Now, whenever we get within 20 miles of the mall, Zeke begins lobbying to visit the Apple store. Today, his efforts paid off. After priming myself with a half-caff cup of coffee, we set up shop in the Apple store, where Zeke contentedly played on an iPhone for 10 minutes...until he realized that that particular iPhone had no game apps on it. So, we struck camp, moved over the iPod Touch counter, and settled in. After 35 minutes, I said it was time to go. Zeke put the iPod back in its craddle and we struck camp again.

That was all to say that when we finally arrived home this afternoon, I was itchy. Instead of the customary Sunday afternoon nap, I dug out the wool and took off.
It was a glorious run. About three miles to the Browns Creek area where I tramped through the woods and along the creek trying to find the oft-spoken-of-but-elusive trout-fishing trail that runs along the creek. So, I climbed up the embankment and ran on the Zephyr railroad track and kept stopping to peer over the edge at the rushing creek about 100 feet below.

I then turned around and ran up Highway 95 to home. This was the coldest part as the wind tends to speed up as it blows through this narrower section of the St. Croix.
9.1 miles...temperature about 15.

Monday, December 7, 2009

Running Again

Today I ran Stillwater hills. Wow, did it feel great.
It is supposed to snow tomorrow. Maybe Marty and I can slip out for a quick evening run in the snow.

Sunday, December 6, 2009

2010 Race Calendar, Passion & Family

A big thanks to Kel for assembling in one place a nice list of runs in the midwest. Check it out at her web site.
I'll be putting together my 2010 race calendar in the next few weeks. I won't be able to run all the races I put on my calendar. However, just placing the possibilities on paper is part of what motivates me.

I have learned during the past three weeks that running, ultra running, is much more a part of my being than I had imagined. I am partially defined by it; thinking about running, planning to run, and actually running all play a significant role in motivating me in other areas of my life. There was concern that running was a greater passion than my family, that I spent more time and mental gymnastics thinking about running than about developing our family. Some of that concern was legitimate.

So I made a difficult choice three weeks ago to give it up. It was not an easy choice, but one which once made, was easy to accept. I was glad that I was able to choose my family over running.

What I realized during the past weeks, and what Marty realized, is that I am not as good without running. Without a Friday moonlit run to look forward to, I found that my motivation in all of life was waning. Without a long trail run to look back at, I missed having something significant to be proud of. I have much to be proud of in my family, and my great family sets me apart from most in this world. But, I found that I need a regular, significant accomplishment to fall back on during times when I doubt my abilities.
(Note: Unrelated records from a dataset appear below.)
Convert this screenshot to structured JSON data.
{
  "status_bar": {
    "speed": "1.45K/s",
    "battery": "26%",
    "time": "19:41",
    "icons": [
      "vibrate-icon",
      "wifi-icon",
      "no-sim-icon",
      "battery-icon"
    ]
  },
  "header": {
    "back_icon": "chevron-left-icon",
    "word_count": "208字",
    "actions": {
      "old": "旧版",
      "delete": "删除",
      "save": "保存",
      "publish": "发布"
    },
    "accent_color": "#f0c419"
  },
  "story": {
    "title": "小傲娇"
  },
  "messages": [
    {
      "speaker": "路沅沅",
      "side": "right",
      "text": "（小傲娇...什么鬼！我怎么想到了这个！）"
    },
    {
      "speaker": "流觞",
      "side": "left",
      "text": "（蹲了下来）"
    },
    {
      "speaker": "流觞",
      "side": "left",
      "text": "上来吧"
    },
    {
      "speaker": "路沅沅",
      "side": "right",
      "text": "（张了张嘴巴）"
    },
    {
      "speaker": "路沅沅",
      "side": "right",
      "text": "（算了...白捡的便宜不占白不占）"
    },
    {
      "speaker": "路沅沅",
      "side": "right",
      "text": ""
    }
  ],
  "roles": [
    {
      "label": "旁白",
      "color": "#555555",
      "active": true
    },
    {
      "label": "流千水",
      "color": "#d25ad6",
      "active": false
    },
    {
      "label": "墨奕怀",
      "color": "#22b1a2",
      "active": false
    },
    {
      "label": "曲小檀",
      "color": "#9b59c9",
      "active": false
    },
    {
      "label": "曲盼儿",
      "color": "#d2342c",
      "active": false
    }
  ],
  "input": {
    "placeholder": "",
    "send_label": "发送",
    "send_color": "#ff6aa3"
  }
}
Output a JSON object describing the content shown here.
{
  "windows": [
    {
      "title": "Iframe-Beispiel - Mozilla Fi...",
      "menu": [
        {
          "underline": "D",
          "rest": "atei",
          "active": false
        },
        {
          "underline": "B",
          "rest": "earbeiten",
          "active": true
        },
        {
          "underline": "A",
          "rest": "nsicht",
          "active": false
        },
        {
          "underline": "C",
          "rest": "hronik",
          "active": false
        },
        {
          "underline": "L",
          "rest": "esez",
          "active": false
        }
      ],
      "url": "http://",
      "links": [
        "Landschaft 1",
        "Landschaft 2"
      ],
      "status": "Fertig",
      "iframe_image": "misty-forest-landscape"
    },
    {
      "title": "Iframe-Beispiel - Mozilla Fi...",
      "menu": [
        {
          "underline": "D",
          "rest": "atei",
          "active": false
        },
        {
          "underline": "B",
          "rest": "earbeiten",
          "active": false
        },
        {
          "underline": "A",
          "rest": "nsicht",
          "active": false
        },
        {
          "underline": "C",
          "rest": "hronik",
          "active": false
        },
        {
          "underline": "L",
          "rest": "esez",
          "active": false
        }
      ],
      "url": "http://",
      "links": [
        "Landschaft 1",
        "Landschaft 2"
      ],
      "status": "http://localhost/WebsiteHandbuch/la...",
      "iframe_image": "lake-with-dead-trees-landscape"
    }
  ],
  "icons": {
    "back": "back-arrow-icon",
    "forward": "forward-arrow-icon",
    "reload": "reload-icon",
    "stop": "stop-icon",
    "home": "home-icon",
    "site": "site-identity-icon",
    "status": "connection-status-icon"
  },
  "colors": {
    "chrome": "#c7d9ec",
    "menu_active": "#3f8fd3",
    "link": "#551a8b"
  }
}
What I hadn't realized is how looking back at a big accomplishment such as a long, night run actually gives me confidence and courage to deal with a difficult legal issue or stay hopeful when I finish a case, which happens to be my only paying case.

Ultra running has become who I am. I discovered that it can't be easily distilled from my life. It makes life sweeter, more full. I found that I do need large challenges that few others attempt. I don't think it's so much pride as it is purpose that makes ultra running so indispensable. And not just purpose, but passionate purpose that makes all of my life more sweet. It's not so much different from faith, except that faith's object is so much more valuable.

So, I am drafting a 2010 race calendar in the coming weeks. And I'm doing so with an eye to protecting my family. I'm not preferring a competing passion over my family, but pursuing a passion that enables me to more passionately love my family.

Tuesday, December 1, 2009

Sorting Through Life

Life is sifting itself through a strainer presently. I gave up Friday night soccer.
I'm not certain where running will sift out yet. All the running gear is packed away for now. Certainly, Arrowhead is out. Leadville is out. Chippewa isn't possible now since the race was terminated.
There's even a full moon this week and I most likely will not be out enjoying it.